• Collection entries:
--------

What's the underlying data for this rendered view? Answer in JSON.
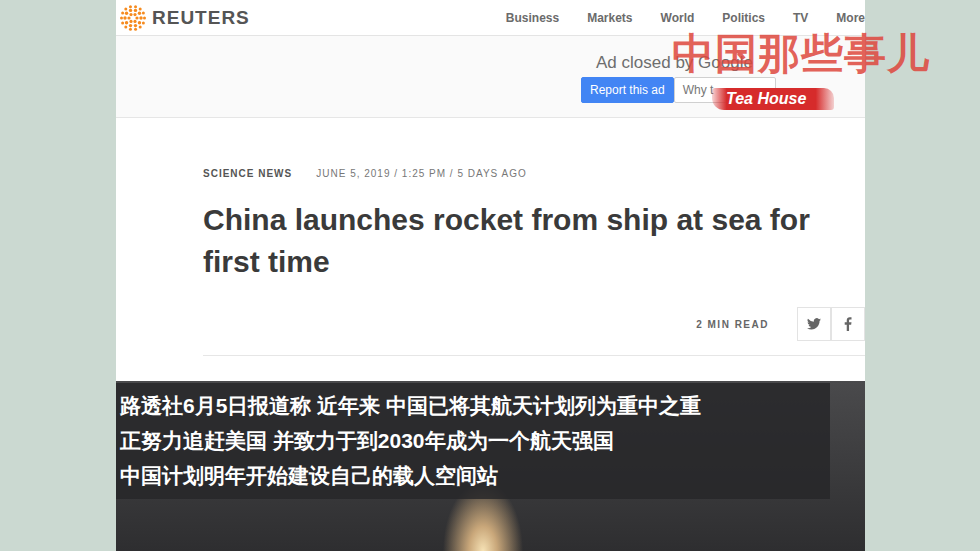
{
  "logo": {
    "text": "REUTERS"
  },
  "nav": [
    "Business",
    "Markets",
    "World",
    "Politics",
    "TV",
    "More"
  ],
  "ad": {
    "notice": "Ad closed by Google",
    "buttons": [
      {
        "label": "Report this ad",
        "primary": true
      },
      {
        "label": "Why t",
        "primary": false
      }
    ]
  },
  "article": {
    "section": "SCIENCE NEWS",
    "date": "JUNE 5, 2019 / 1:25 PM / 5 DAYS AGO",
    "headline": "China launches rocket from ship at sea for first time",
    "read_time": "2 MIN READ"
  },
  "subtitles": [
    "路透社6月5日报道称 近年来 中国已将其航天计划列为重中之重",
    "正努力追赶美国 并致力于到2030年成为一个航天强国",
    "中国计划明年开始建设自己的载人空间站"
  ],
  "watermark": {
    "title": "中国那些事儿",
    "badge": "Tea House"
  }
}
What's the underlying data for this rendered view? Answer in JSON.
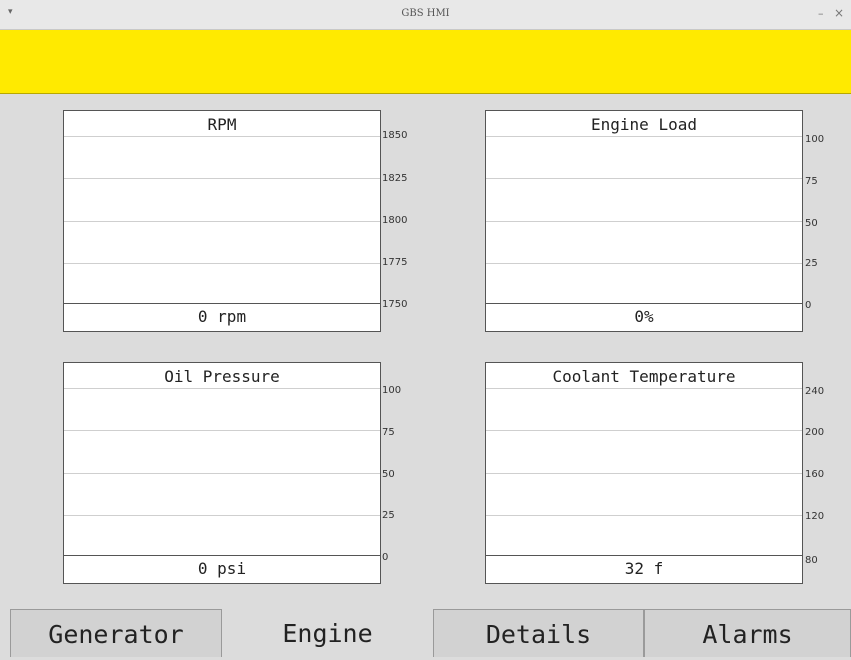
{
  "window": {
    "title": "GBS HMI",
    "menu_glyph": "▾",
    "minimize_glyph": "–",
    "close_glyph": "×"
  },
  "banner": {
    "text": "",
    "color": "#ffea00"
  },
  "gauges": {
    "rpm": {
      "title": "RPM",
      "value": "0 rpm",
      "ticks": [
        "1850",
        "1825",
        "1800",
        "1775",
        "1750"
      ]
    },
    "load": {
      "title": "Engine Load",
      "value": "0%",
      "ticks": [
        "100",
        "75",
        "50",
        "25",
        "0"
      ]
    },
    "oil": {
      "title": "Oil Pressure",
      "value": "0 psi",
      "ticks": [
        "100",
        "75",
        "50",
        "25",
        "0"
      ]
    },
    "coolant": {
      "title": "Coolant Temperature",
      "value": "32 f",
      "ticks": [
        "240",
        "200",
        "160",
        "120",
        "80"
      ]
    }
  },
  "tabs": [
    {
      "label": "Generator"
    },
    {
      "label": "Engine"
    },
    {
      "label": "Details"
    },
    {
      "label": "Alarms"
    }
  ]
}
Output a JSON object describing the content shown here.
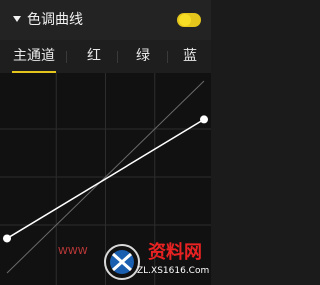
{
  "panel": {
    "title": "色调曲线",
    "enabled": true
  },
  "tabs": [
    {
      "label": "主通道",
      "active": true
    },
    {
      "label": "红",
      "active": false
    },
    {
      "label": "绿",
      "active": false
    },
    {
      "label": "蓝",
      "active": false
    }
  ],
  "curve": {
    "points": [
      {
        "input": 0,
        "output": 0.18
      },
      {
        "input": 1,
        "output": 0.8
      }
    ],
    "grid_divisions": 4
  },
  "watermark": {
    "brand": "资料网",
    "url": "ZL.XS1616.Com",
    "small": "WWW"
  },
  "colors": {
    "accent": "#e3c51c",
    "background": "#111111",
    "grid": "#2d2d2d",
    "diagonal": "#6a6a6a",
    "curve": "#ffffff"
  }
}
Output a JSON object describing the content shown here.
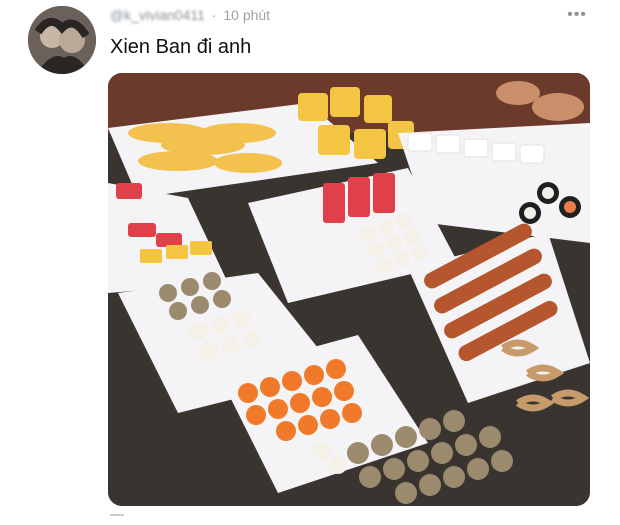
{
  "tweet": {
    "author_handle": "@k_vivian0411",
    "time": "10 phút",
    "more_icon": "more-icon",
    "text": "Xien Ban đi anh"
  },
  "photo": {
    "subject": "street-food skewers on trays",
    "colors": {
      "tray": "#f4f4f6",
      "corn": "#f2c14e",
      "tofu": "#f3c542",
      "crab": "#e0404a",
      "fishball": "#f5f0e8",
      "carrot": "#f07a2a",
      "meatball": "#9c8a6e",
      "sausage": "#b5562e",
      "background": "#3a3430"
    }
  }
}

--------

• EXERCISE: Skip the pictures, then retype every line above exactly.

• EXPECTED ANSWER:
What's the underlying data for this rendered view? Answer in JSON.
{
  "logo": {
    "text": "REUTERS"
  },
  "nav": [
    "Business",
    "Markets",
    "World",
    "Politics",
    "TV",
    "More"
  ],
  "ad": {
    "notice": "Ad closed by Google",
    "buttons": [
      {
        "label": "Report this ad",
        "primary": true
      },
      {
        "label": "Why t",
        "primary": false
      }
    ]
  },
  "article": {
    "section": "SCIENCE NEWS",
    "date": "JUNE 5, 2019 / 1:25 PM / 5 DAYS AGO",
    "headline": "China launches rocket from ship at sea for first time",
    "read_time": "2 MIN READ"
  },
  "subtitles": [
    "路透社6月5日报道称 近年来 中国已将其航天计划列为重中之重",
    "正努力追赶美国 并致力于到2030年成为一个航天强国",
    "中国计划明年开始建设自己的载人空间站"
  ],
  "watermark": {
    "title": "中国那些事儿",
    "badge": "Tea House"
  }
}
What's the underlying data for this rendered view? Answer in JSON.
{
  "window": {
    "title": "GBS HMI",
    "menu_glyph": "▾",
    "minimize_glyph": "–",
    "close_glyph": "×"
  },
  "banner": {
    "text": "",
    "color": "#ffea00"
  },
  "gauges": {
    "rpm": {
      "title": "RPM",
      "value": "0 rpm",
      "ticks": [
        "1850",
        "1825",
        "1800",
        "1775",
        "1750"
      ]
    },
    "load": {
      "title": "Engine Load",
      "value": "0%",
      "ticks": [
        "100",
        "75",
        "50",
        "25",
        "0"
      ]
    },
    "oil": {
      "title": "Oil Pressure",
      "value": "0 psi",
      "ticks": [
        "100",
        "75",
        "50",
        "25",
        "0"
      ]
    },
    "coolant": {
      "title": "Coolant Temperature",
      "value": "32 f",
      "ticks": [
        "240",
        "200",
        "160",
        "120",
        "80"
      ]
    }
  },
  "tabs": [
    {
      "label": "Generator"
    },
    {
      "label": "Engine"
    },
    {
      "label": "Details"
    },
    {
      "label": "Alarms"
    }
  ]
}
Output a JSON object describing the content shown here.
{
  "panel": {
    "title": "色调曲线",
    "enabled": true
  },
  "tabs": [
    {
      "label": "主通道",
      "active": true
    },
    {
      "label": "红",
      "active": false
    },
    {
      "label": "绿",
      "active": false
    },
    {
      "label": "蓝",
      "active": false
    }
  ],
  "curve": {
    "points": [
      {
        "input": 0,
        "output": 0.18
      },
      {
        "input": 1,
        "output": 0.8
      }
    ],
    "grid_divisions": 4
  },
  "watermark": {
    "brand": "资料网",
    "url": "ZL.XS1616.Com",
    "small": "WWW"
  },
  "colors": {
    "accent": "#e3c51c",
    "background": "#111111",
    "grid": "#2d2d2d",
    "diagonal": "#6a6a6a",
    "curve": "#ffffff"
  }
}
Output a JSON object describing the content shown here.
{
  "tweet": {
    "author_handle": "@k_vivian0411",
    "time": "10 phút",
    "more_icon": "more-icon",
    "text": "Xien Ban đi anh"
  },
  "photo": {
    "subject": "street-food skewers on trays",
    "colors": {
      "tray": "#f4f4f6",
      "corn": "#f2c14e",
      "tofu": "#f3c542",
      "crab": "#e0404a",
      "fishball": "#f5f0e8",
      "carrot": "#f07a2a",
      "meatball": "#9c8a6e",
      "sausage": "#b5562e",
      "background": "#3a3430"
    }
  }
}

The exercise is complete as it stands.